[INFORMATION PROVIDED]
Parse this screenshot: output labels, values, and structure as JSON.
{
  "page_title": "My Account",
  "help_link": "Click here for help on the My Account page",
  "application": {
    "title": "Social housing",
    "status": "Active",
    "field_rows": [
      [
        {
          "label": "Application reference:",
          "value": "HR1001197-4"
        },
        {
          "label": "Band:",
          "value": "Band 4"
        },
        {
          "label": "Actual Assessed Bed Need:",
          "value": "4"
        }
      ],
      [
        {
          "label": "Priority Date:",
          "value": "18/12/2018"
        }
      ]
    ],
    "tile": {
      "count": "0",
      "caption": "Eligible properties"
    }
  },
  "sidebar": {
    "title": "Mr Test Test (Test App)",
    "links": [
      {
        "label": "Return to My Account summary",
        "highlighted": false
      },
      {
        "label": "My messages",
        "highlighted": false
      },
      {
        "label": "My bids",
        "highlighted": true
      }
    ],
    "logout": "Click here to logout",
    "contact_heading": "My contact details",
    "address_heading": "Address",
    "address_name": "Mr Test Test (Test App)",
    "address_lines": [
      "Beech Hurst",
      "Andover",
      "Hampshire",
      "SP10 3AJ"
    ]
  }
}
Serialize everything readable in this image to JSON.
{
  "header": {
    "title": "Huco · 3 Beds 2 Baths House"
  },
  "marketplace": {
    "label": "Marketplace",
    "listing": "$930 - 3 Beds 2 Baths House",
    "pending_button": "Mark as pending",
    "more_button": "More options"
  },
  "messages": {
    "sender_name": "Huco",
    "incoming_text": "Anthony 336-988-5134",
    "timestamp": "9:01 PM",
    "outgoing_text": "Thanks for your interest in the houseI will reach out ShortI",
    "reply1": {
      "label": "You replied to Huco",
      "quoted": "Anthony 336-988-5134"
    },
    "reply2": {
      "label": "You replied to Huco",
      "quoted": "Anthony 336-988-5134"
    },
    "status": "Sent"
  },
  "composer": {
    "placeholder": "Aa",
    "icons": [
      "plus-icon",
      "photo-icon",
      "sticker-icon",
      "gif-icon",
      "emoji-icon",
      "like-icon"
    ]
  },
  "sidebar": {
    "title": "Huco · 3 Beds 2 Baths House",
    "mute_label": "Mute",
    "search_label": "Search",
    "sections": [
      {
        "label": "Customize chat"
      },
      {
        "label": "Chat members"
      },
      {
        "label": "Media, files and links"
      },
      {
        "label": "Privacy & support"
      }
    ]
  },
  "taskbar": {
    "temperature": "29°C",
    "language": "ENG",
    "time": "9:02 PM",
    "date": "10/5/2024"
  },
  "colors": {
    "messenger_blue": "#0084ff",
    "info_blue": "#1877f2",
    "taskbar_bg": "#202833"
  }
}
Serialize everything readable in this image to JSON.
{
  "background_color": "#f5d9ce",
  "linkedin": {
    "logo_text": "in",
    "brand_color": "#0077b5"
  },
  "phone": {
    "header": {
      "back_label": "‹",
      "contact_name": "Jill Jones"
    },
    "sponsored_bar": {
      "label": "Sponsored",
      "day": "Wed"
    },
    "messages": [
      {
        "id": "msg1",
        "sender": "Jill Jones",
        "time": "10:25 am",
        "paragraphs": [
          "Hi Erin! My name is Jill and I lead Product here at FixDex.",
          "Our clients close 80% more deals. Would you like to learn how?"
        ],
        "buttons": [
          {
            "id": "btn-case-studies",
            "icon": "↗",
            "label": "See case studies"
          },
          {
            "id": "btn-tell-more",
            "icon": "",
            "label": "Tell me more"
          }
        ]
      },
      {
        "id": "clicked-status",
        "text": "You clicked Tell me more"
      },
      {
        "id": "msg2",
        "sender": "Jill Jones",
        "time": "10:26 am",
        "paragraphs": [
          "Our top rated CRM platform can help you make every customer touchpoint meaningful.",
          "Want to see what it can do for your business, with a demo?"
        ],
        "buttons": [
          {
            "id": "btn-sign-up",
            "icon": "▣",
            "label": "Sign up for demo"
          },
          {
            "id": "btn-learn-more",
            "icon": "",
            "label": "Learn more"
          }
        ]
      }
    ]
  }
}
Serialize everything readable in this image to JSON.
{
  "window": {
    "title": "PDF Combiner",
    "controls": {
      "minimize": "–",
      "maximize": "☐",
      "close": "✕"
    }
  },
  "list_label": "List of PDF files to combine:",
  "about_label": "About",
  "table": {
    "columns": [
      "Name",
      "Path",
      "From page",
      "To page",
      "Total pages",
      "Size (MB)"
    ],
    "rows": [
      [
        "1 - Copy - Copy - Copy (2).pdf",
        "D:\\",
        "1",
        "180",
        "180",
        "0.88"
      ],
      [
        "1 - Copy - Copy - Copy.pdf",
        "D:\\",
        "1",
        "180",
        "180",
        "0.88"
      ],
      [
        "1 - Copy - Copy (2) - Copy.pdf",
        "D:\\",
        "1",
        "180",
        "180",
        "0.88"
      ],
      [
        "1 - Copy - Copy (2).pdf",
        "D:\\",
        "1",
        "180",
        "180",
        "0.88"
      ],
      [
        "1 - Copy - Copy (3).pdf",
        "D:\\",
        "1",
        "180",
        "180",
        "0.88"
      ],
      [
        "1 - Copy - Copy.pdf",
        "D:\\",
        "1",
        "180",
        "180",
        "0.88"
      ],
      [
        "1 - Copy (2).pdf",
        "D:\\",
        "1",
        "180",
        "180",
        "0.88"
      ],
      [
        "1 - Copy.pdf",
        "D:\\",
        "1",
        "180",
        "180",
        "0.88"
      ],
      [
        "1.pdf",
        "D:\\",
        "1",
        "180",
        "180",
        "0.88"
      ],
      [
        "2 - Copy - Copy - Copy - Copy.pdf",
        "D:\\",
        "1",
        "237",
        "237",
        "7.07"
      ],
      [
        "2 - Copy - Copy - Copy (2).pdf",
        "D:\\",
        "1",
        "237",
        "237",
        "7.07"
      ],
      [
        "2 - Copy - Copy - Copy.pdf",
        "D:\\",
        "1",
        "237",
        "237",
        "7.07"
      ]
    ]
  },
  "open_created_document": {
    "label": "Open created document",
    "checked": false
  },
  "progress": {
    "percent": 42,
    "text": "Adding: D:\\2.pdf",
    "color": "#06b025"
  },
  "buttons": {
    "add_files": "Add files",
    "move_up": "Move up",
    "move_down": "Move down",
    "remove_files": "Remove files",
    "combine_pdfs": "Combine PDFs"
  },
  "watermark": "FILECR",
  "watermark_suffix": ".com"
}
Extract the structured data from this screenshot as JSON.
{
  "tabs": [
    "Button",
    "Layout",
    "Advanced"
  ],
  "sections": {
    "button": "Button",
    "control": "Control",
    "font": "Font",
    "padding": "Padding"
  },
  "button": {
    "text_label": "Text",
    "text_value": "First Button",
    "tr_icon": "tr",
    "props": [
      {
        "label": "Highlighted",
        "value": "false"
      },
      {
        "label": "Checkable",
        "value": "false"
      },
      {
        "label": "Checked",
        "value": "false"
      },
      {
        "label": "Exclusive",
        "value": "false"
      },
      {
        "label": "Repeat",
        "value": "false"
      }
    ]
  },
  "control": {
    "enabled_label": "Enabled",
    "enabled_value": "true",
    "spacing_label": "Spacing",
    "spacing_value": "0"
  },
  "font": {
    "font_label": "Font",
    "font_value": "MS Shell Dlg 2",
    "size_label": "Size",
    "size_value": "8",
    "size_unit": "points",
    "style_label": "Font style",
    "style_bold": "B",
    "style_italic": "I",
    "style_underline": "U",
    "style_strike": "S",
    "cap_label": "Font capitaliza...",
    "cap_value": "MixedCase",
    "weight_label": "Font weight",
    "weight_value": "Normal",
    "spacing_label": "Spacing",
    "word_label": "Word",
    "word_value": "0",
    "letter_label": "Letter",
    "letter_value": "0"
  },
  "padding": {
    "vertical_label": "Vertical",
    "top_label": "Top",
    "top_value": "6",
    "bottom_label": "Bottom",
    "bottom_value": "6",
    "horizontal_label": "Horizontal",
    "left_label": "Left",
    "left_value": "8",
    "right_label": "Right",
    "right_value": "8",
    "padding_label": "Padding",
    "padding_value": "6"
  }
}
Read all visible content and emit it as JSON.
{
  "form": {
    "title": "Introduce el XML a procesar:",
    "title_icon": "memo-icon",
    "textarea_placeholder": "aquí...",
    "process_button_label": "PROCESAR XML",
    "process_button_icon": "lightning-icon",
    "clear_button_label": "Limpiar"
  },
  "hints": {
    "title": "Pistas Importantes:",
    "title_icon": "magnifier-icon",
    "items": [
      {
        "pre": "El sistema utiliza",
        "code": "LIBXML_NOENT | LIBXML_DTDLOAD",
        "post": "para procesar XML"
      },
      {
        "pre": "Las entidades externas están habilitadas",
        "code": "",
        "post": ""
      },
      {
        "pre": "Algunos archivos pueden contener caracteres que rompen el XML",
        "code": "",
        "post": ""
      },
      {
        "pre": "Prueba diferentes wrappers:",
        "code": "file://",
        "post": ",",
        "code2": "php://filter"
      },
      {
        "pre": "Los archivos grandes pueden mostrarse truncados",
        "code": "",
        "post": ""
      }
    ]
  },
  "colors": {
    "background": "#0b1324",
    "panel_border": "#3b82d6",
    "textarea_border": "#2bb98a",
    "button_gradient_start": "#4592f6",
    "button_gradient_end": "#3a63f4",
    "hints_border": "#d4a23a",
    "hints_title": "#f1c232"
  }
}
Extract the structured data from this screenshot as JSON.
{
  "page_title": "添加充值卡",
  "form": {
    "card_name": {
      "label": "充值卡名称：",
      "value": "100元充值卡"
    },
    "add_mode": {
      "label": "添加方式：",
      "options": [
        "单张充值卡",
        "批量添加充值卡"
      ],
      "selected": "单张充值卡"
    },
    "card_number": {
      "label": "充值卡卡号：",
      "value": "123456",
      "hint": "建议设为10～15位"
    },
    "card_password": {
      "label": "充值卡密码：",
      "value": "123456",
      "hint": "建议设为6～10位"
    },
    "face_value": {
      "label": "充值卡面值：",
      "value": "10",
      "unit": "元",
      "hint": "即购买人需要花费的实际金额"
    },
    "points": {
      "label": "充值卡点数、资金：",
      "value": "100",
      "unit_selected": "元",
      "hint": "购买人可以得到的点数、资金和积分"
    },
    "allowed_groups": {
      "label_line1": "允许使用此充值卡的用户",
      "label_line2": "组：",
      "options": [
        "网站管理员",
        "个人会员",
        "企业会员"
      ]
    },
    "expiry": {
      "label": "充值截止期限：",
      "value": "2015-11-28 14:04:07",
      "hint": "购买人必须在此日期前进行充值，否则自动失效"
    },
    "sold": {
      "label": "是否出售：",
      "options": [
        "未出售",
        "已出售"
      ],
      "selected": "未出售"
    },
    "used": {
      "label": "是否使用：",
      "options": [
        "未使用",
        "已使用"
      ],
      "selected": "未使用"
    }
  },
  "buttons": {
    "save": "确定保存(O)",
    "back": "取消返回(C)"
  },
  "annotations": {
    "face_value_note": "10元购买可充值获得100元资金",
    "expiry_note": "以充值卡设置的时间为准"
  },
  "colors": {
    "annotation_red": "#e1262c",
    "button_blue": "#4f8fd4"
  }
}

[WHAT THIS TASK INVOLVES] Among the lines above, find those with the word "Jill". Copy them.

[TASK OUTPUT]
      "contact_name": "Jill Jones"
        "sender": "Jill Jones",
          "Hi Erin! My name is Jill and I lead Product here at FixDex.",
        "sender": "Jill Jones",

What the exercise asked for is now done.